- Breaking up is never easy. You will have good days and you will have bad days. Take it one day at a time and don’t beat yourself up if you have an overly emotional day – you’re only human.
- Break ups are often followed by one of the parties starting a new relationship and when this happens it can bring up all sorts of old feelings. If you though you were over someone who broke up with you and find yourself upset at the news that s/he has moved on, rest assured you are normal. Let yourself be upset, it is part of the healing process.
- Acting out in anger is never good for anybody. After being broken up with don’t spread mean or spiteful rumors.

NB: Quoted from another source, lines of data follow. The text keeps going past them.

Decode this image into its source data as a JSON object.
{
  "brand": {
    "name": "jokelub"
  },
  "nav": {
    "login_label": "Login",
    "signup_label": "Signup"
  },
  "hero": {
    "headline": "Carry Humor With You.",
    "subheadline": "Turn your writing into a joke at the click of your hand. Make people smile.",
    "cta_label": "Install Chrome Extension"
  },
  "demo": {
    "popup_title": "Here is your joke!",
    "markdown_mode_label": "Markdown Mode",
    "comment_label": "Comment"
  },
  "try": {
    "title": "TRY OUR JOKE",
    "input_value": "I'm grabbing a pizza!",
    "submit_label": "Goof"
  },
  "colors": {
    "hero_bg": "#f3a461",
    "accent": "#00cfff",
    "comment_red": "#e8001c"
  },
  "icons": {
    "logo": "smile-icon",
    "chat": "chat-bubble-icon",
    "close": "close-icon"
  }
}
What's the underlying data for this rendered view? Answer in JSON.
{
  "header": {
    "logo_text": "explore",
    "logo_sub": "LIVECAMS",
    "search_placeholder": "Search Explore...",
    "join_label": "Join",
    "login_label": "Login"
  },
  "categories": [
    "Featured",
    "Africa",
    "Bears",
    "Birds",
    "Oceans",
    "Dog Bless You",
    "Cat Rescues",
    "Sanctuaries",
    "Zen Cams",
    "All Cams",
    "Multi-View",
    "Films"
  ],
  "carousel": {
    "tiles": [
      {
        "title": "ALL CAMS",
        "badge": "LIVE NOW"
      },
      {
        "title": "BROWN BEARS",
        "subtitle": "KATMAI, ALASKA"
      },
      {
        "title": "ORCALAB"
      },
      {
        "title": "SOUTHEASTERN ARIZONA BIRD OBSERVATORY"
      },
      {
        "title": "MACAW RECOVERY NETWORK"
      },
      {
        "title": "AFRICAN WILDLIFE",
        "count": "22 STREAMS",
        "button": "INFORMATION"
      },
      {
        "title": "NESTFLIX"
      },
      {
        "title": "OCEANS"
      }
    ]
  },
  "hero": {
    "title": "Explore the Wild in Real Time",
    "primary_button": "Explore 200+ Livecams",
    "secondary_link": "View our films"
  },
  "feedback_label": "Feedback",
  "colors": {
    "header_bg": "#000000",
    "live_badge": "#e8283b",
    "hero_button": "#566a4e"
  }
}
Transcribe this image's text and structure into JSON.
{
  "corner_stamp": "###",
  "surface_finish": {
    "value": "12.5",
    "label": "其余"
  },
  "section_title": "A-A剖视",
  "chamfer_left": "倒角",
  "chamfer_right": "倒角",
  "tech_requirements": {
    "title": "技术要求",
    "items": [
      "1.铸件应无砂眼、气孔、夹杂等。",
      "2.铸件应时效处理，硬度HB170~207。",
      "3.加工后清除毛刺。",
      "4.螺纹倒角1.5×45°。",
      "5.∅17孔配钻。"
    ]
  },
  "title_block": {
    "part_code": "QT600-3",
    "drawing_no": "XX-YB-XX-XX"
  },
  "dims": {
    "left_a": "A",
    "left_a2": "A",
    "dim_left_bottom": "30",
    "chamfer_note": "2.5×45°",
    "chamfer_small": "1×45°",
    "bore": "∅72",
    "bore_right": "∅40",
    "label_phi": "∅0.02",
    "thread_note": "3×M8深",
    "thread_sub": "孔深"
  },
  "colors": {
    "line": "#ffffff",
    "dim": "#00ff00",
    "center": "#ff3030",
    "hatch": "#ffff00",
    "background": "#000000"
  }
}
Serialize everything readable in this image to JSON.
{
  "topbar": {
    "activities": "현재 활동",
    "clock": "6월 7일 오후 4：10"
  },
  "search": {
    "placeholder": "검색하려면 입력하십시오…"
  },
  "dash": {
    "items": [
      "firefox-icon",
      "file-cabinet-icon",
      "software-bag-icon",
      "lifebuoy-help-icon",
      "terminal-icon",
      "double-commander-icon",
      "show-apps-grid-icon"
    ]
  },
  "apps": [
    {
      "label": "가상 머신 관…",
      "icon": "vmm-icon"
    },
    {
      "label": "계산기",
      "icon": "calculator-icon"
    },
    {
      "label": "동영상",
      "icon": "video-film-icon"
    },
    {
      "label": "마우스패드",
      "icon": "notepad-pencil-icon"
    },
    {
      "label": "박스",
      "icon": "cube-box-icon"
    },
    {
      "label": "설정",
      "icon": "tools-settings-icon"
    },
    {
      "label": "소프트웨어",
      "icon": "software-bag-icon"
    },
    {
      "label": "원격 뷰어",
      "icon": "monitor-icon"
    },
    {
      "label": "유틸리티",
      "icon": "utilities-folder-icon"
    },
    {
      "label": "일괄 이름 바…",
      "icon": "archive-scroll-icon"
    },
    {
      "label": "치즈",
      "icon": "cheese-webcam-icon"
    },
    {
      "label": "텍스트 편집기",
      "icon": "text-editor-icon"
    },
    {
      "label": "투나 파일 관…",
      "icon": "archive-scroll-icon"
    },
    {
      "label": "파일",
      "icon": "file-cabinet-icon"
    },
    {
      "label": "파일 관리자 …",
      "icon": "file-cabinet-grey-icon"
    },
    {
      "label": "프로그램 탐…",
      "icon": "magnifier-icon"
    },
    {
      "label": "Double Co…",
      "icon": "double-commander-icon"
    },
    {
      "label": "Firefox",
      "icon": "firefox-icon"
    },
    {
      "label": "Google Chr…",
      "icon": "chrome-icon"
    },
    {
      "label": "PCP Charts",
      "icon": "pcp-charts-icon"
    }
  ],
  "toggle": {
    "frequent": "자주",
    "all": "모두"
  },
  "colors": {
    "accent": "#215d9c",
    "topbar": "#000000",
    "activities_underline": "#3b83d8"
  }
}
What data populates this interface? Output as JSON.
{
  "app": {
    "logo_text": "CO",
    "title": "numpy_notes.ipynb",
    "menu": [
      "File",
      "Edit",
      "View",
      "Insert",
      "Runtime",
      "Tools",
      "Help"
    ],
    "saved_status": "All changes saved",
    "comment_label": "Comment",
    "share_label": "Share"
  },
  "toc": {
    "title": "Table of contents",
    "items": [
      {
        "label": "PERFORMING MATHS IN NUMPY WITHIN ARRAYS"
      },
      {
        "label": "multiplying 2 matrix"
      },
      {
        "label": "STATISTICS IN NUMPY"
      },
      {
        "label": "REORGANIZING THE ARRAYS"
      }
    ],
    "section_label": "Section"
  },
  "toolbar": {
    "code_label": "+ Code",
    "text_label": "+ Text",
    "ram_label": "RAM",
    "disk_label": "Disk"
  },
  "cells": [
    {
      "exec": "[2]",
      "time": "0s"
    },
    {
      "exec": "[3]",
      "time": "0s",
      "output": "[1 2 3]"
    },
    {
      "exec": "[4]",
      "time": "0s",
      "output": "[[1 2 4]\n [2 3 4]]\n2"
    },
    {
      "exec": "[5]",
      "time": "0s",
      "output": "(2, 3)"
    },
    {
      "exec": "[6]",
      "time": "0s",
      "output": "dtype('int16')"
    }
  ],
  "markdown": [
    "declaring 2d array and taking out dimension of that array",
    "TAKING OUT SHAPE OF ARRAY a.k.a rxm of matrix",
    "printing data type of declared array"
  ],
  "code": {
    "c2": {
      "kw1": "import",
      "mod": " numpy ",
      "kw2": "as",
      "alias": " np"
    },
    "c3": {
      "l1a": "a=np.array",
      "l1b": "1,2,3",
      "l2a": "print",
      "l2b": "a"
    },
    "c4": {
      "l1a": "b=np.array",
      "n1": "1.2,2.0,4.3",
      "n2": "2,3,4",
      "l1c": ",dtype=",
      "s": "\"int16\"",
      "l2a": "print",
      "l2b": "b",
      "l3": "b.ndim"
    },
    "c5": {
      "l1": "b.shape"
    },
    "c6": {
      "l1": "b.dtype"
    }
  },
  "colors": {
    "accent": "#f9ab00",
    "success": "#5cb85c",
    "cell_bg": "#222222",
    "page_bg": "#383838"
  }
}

Don’t betray former confidences by telling old secrets to others. If another person was involved in your break up resist the urge to slam them behind their back. Acting vicious only makes you look bad and any satisfaction you may feel will be short lived. In the end this sort of behavior will only make you feel worse.
- A big part of the pain of breaking up comes from a feeling of embarrassment. We often fear how the situation will look to outsiders. Refuse to be embarrassed, even if you did something outlandish to cause your break up. Letting go of the embarrassment will help you move on to the healing.
- Nobody ever deserves to be hurt. Your ex does not deserve to be hurt because you are hurting. Your ex’s new love interest does not deserve to be hurt just because you feel jealous. You do not deserve to be hurt, even if you acted badly and caused the break up. Breaking up hurts, but it doesn’t have to be made worse by holding a grudge or drowning yourself in a pool of ‘if onlys’. Deal with the reality and let go of your anger, the pain will disappear more quickly if you do.
- Things may seem bleak now but you never know what the future may hold for you and your ex. You may get back together someday. You may not. Either way it is better to let go of a faltering relationship while there is still some caring left between the two of you. If you play it out to the bitter end and leave your ex no choice but to hate you to get rid of you, you close the door to the future. Bowing our graciously leaves room for a future relationship with your ex, even if it is just as good friends.8
- “Things You Oughta Know About…A Top 10 Fact Sheet on Love”, http://www.teenadvice.about.com, accessed 7/28/2003.
- The First Real Life Meeting”, http://www.wildxangel.com, accessed 7/29/03.
- “Healthy Relationships – What Do They Look Like?” http://www.wespsych.com, accessed 7/29/03.
- “Building Relationships – Barriers to Communications”, http://www.relate.gov.au/relationships/barriers.html, accessed 7/29/03.
- “When the going gets tough”, http://www.relate.gov.au/tough/index/html, accessed 7/29/03.
- “Building relationships. Rules for fair fighting”, http://www.relate.gov.au/relationships/fair.html, accessed 7/29/03.
- Building relationships, Ways to nurture your relationship., http://www.relate.gov.au/relationships/nurture.html, accessed 7/29/03
- “Things You Oughta Know About… A Top 10 Fact Sheet on Breaking Up/ Being Broken Up With.” http://teenadvice.about.com/library/b110thingsbreakingup.htm, accessed 7/28/03.